It was programmed to run algorithms used to decipher messages sent among German High Command, who had encrypted them using their Lorenz cipher system.
After moving Colossus to Bletchley, in rural Buckinghamshire, the first Lorenz message was cracked on 5 February 1944, reducing the time it took to break the cipher from weeks to hours.
- Bletchley Park was the wartime home of the Government Code & Cypher School which broke the German Enigma and Lorenz codes
- The mansion dates from the 19th Century but the intelligence centre was rapidly assembled with mainly wooden structures in 1939 where mathematicians including Alan Turing (as played by Benedict Cumberbatch in the movie The Imitation Game) and Bill Tutte worked
- It was not until wartime information was declassified in the mid-1970s that the story of the work done at the centre began to emerge
- The buildings had fallen into disrepair but with the help of a £4.6m Heritage Lottery Fund (HLF) grant, awarded in October 2011, the Bletchley Park Trust charity restored it and turned it into an interactive museum
- The National Museum of Computing, which traces the development of computing from Colossus through to the modern-day, is located in Block H on the Bletchley Park estate, but is a separate charity
Andrew Herbert, chairman of the museum, said: "The Colossus machines were instrumental in shortening the war by an estimated two years, thereby saving countless thousands of lives."
Mr Cane helped maintain the machines at Bletchley Park from February 1944 until the end of the war in 1945.
After the war, two of the 10 Colossus machines ended up at the government's new GCHQ in Cheltenham, Gloucestershire.
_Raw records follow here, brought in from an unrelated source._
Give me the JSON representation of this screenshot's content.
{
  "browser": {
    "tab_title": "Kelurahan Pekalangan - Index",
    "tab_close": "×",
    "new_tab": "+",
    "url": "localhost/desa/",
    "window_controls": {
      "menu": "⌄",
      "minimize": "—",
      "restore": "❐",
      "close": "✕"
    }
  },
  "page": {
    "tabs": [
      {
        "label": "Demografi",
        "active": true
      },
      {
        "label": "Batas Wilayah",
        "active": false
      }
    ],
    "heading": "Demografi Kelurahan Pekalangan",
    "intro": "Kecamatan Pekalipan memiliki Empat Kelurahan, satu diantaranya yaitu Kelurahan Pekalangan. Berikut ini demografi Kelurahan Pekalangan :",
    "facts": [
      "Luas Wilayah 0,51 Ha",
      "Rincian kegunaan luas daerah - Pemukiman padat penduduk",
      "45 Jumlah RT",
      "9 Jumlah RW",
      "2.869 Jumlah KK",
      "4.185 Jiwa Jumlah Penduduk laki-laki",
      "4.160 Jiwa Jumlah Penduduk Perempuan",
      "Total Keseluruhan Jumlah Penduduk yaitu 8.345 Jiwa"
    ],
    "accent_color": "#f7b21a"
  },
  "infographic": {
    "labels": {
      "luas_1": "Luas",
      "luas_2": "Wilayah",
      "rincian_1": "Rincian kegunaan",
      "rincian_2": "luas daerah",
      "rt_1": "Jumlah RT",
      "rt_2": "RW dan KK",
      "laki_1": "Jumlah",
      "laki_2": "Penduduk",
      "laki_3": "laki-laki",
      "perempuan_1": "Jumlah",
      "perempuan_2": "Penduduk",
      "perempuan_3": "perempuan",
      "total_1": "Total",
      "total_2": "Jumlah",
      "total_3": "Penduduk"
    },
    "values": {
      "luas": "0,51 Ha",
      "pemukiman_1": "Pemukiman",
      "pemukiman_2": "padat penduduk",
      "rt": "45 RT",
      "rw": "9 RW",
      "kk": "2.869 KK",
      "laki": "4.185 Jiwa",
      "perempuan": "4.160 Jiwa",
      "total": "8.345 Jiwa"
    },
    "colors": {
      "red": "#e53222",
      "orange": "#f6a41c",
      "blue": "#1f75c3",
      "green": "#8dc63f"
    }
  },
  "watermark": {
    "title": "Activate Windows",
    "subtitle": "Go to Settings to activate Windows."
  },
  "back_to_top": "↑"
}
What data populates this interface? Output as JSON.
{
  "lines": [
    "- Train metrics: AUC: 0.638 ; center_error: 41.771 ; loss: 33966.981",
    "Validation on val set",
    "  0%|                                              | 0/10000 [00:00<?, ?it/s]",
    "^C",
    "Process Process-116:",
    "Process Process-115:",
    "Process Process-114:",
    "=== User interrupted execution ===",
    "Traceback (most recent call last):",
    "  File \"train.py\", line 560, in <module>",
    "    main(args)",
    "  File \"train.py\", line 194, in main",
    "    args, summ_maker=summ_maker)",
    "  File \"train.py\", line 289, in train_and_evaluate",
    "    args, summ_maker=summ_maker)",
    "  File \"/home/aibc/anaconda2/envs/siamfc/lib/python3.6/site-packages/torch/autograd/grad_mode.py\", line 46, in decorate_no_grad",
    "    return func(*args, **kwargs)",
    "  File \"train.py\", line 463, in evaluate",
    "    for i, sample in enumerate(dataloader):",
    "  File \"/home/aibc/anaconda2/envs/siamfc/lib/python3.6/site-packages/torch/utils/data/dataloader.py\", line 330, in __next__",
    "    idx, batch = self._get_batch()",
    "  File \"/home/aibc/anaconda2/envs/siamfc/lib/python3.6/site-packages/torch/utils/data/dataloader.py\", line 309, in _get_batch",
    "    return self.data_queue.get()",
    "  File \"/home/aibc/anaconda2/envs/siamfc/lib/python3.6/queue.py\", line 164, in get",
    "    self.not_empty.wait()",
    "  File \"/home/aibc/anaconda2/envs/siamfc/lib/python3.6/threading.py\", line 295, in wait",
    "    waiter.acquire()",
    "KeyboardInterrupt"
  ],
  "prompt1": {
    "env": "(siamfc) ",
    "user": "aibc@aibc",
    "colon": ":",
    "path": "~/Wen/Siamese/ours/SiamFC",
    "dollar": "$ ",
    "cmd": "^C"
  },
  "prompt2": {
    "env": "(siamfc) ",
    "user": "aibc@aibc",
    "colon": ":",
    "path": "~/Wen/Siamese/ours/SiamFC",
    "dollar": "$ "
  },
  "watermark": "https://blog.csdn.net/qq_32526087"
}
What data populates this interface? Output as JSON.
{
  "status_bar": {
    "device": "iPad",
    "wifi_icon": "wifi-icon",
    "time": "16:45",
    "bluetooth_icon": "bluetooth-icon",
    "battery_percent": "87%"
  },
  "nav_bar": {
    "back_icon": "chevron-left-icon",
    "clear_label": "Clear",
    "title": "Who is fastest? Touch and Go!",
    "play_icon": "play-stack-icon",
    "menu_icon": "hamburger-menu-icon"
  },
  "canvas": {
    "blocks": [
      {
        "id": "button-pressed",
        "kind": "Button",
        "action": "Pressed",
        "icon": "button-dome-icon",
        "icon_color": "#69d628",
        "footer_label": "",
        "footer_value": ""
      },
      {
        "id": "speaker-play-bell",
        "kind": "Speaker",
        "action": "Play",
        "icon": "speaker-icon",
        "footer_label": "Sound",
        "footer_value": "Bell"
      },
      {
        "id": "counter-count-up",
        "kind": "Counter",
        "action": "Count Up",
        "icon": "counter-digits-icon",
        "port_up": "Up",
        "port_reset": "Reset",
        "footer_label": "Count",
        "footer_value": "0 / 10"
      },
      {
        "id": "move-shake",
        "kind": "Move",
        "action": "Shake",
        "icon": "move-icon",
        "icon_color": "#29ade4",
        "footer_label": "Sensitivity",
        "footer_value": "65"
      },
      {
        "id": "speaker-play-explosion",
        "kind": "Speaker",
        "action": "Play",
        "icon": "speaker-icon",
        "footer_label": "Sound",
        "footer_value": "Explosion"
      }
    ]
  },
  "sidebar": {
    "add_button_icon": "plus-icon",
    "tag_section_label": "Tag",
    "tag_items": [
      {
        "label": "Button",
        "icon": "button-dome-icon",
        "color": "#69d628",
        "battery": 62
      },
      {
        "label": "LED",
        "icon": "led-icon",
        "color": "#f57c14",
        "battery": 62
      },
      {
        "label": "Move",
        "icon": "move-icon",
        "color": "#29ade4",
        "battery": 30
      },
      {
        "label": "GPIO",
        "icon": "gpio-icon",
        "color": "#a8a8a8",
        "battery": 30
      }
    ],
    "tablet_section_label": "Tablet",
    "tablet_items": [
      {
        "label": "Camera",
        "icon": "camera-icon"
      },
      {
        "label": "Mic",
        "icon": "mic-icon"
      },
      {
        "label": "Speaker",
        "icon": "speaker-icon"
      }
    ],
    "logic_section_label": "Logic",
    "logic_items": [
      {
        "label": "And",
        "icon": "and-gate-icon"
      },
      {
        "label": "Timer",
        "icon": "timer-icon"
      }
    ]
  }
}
The other eight were dismantled.
Decades on, a Colossus was rebuilt for display at the museum which was founded to help preserve the UK's wartime computers, which are regarded as forerunners of the modern computer industry.
The museum's chief engineer, Phil Hayes, said: "I use tools like John Cane's almost every day to keep the rebuild running, but these originals are very precious.
"They became critical to the war effort because Tommy Flowers, a telephone engineer by training, built Colossus mostly with telecommunications components - that was the technology available to him."